- Leave your dorm room door open. “An open door policy is the quickest way to get people to introduce themselves. Open door = friendly resident who wants to chat…People will drop in and say ‘hi’ as they move in, and this also lets you know when your dormmates have moved in,” advises Lauren Hudson in “12 Tips for Surviving Your First Day at College,” at HerCampus.com, August 16, 2013. If you’re not comfortable doing so, just make sure to spend time in the nearest common area and strike up a conversation there.
- Unpack your belongings as soon as possible. Get your clothes, books and dorm life sorted out quickly, and throw out the empty boxes. You’ll feel like you’re living in a home rather than a yard sale.
- Get along with your roommate. Hone your sharing and communication skills so you can live harmoniously with another person in a small room. Write up a roommate agreement with expectations about time for lights out, sharing a fridge, cleanliness and behavior of guests.
- Walk around and explore. In the first day or so, walk all around, bring a map, see where everything is, even the buildings for subjects you’re not taking. Find the cafeteria, gym, library, administrative offices, nurse’s office, coffee shop, book store, laundry room. Talk to people and ask questions. You want to learn all about the place you’ll be living in for the next four years.
- Eat responsibly. Sure, the cafeteria offers you an all-you-can-eat meal plan, but that doesn’t mean you should stuff yourself everyday. Neither is pizza every day a good idea. Think and eat healthily.
- Get plenty of sleep. Early morning class and late night studying don’t encourage good sleeping habits. But naps and a routine sleep schedule will help you stay alert and healthy.
- Mingle, attend parties, make friends. Don’t be afraid to talk to people. Help out other new freshman who may feel lonely and overwhelmed. College is new to everyone so they are dealing with the same worries and insecurities you are.

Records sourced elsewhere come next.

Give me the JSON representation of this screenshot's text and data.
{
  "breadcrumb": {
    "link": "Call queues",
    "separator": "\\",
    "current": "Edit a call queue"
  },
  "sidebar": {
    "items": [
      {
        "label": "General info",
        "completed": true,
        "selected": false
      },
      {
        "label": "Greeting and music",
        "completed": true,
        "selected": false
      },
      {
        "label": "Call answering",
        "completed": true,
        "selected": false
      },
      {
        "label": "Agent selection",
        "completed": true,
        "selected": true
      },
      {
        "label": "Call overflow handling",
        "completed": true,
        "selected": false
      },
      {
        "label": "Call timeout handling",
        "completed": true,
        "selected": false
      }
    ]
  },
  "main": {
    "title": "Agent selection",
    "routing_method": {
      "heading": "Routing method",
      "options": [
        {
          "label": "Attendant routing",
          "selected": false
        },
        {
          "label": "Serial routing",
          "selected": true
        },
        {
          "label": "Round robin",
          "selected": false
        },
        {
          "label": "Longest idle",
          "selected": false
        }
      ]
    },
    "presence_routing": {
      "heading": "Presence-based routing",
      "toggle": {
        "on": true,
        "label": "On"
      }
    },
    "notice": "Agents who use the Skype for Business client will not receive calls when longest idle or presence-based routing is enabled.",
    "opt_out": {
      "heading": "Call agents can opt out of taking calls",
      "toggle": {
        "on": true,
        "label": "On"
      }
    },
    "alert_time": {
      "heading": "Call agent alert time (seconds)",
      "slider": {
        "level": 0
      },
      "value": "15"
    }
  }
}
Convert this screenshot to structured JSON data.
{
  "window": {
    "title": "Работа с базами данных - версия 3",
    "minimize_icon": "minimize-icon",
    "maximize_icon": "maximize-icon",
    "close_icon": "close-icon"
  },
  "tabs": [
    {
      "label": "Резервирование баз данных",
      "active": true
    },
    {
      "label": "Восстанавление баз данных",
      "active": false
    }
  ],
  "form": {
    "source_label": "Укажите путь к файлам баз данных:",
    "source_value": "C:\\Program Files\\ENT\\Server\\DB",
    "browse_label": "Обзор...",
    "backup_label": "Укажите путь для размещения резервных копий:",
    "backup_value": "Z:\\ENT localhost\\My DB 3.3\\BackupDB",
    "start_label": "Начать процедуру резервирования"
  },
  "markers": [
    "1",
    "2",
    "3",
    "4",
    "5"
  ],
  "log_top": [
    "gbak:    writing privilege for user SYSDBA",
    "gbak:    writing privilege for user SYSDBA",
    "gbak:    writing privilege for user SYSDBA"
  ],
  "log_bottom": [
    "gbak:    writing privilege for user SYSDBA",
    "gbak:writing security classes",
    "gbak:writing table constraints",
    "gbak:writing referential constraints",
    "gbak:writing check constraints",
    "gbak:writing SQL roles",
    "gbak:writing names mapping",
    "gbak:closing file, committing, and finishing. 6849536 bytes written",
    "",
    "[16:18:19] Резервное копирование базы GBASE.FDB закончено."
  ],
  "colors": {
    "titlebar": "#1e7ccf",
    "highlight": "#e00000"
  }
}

- Don’t judge people, just talk and introduce yourself. College is a place to meet a diversity of people, with knowledge and experiences different from your own.
- Be yourself. Wear the clothes you like, listen to the music you like. Don’t try to act or do things you think are cool just so you fit in. You’ll spend too much time worrying how you appear to others, and not enough time enjoying yourself.
- “Be prepared for class and pack some fun school supplies. They brighten up mundane PowerPoint discussions,” wrote Debra Lipson in “16 Awesome Pieces Of Advice For College Freshmen,” for the HuffingtonPost.com, September 1, 2013. Lipson also advises: “Don’t get mad at professors if you received a low grade.” And take notes, participate in class and ask good questions.
- Don’t declare a major right now. If you’re still undecided, it’s okay. Take a variety of electives and see what you enjoy. College is a place to learn what career path is right for you.
- Learn to budget and manage your time. “As a freshman, you will want to do it all and experience as much as you can, but you have to consider your responsibilities first,” said freshman Grace Hopkins in “Baumgardner: Tips for college freshmen from one who knows,” by Julie Baumgardner, TimesFreePress.com, July 21, 2013. “I have always been good about managing my time, but I was with friends who were also excited about the newness of college… They encouraged me to have fun and I let some things fall behind.” To keep track of classes, make a list of when papers and tests are due, and schedule in time every day to study.
What were your worries about freshman life when you arrived at school?